The ASI’s major work includes: • Editing two peer-reviewed academic journals, Society & Animals (now in its 20th year) and the Journal of Applied Animal Welfare Science (now in its 15th year); • Producing the Brill Human-Animal Studies Book Series (now including 14 titles); • Teaching the Animal: Human-Animal Studies Across the Disciplines, a three-volume ASI project, was published by Lantern Books in 2010; • Producing the ASI Public Policy Paper series and the Guide to Experts in Animal Issues; • Developing and publishing AniCare, a psychological counseling approach for juveniles and adults who abuse animals. We provide workshops and online courses (in partnership with the Arizona State University School of Social Work) on the approach; • Implementing our Rapid Response program for raising awareness of the cycle between animal abuse and other violent behavior, to the media, the general public and the criminal justice system; • Partnering on a variety of programs and projects with the American Society for the Prevention of Cruelty to Animals, the American Humane Association, The Humane Society of United States, and other major national human service and humane societies that share our goals; • Producing the Animals’ Platform, a blueprint to promote new and stricter animal protection legislation and policy.

About Wesleyan University
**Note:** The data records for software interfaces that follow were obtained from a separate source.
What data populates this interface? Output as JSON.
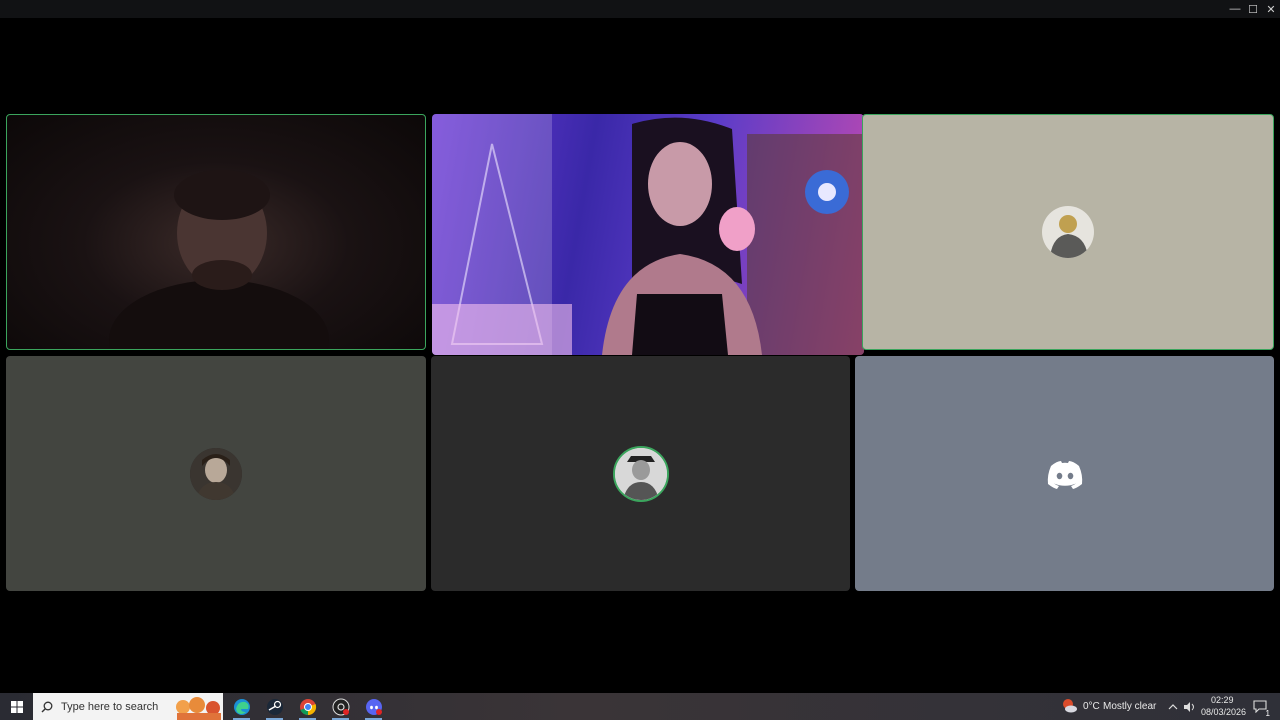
{
  "window": {
    "controls": {
      "minimize": "—",
      "maximize": "☐",
      "close": "✕"
    }
  },
  "tiles": [
    {
      "id": "user-1",
      "type": "video",
      "speaking": true,
      "avatar_icon": "person-icon"
    },
    {
      "id": "user-2",
      "type": "video",
      "speaking": false,
      "avatar_icon": "person-icon"
    },
    {
      "id": "user-3",
      "type": "avatar",
      "speaking": true,
      "background": "#b7b4a5",
      "avatar_icon": "person-icon"
    },
    {
      "id": "user-4",
      "type": "avatar",
      "speaking": false,
      "background": "#434540",
      "avatar_icon": "person-icon"
    },
    {
      "id": "user-5",
      "type": "avatar",
      "speaking": false,
      "background": "#2b2b2b",
      "avatar_icon": "person-icon"
    },
    {
      "id": "user-6",
      "type": "avatar",
      "speaking": false,
      "background": "#747c8a",
      "avatar_icon": "discord-logo-icon"
    }
  ],
  "taskbar": {
    "start_icon": "windows-start-icon",
    "search_placeholder": "Type here to search",
    "pinned": [
      "edge-icon",
      "steam-icon",
      "chrome-icon",
      "obs-icon",
      "discord-icon"
    ],
    "weather": {
      "temperature": "0°C",
      "condition": "Mostly clear"
    },
    "clock": {
      "time": "02:29",
      "date": "08/03/2026"
    },
    "notifications_count": "1"
  }
}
Wesleyan University in Middletown, Connecticut, is a selective private, coeducational, nonsectarian school of liberal arts and sciences known for the excellence of its academic and co-curricular programs. Wesleyan’s College of the Environment was created in 2009 with a belief in the resilience of the human spirit and a desire to engage students and scholars in discussions about environmental issues and their social and political impact. Wesleyan Animal Studies (WAS) was created in 2010 in order to foster scholarship on human-animal relations from a range of disciplinary and interdisciplinary perspectives. WAS offers courses in Philosophy, Biology, and Environmental Studies, and has hosted conferences in 2011 and 2012.

Please address all correspondence to us at:

Special thanks to our endowed sponsors: The Humane Society of the United States and the National Canine Research Council.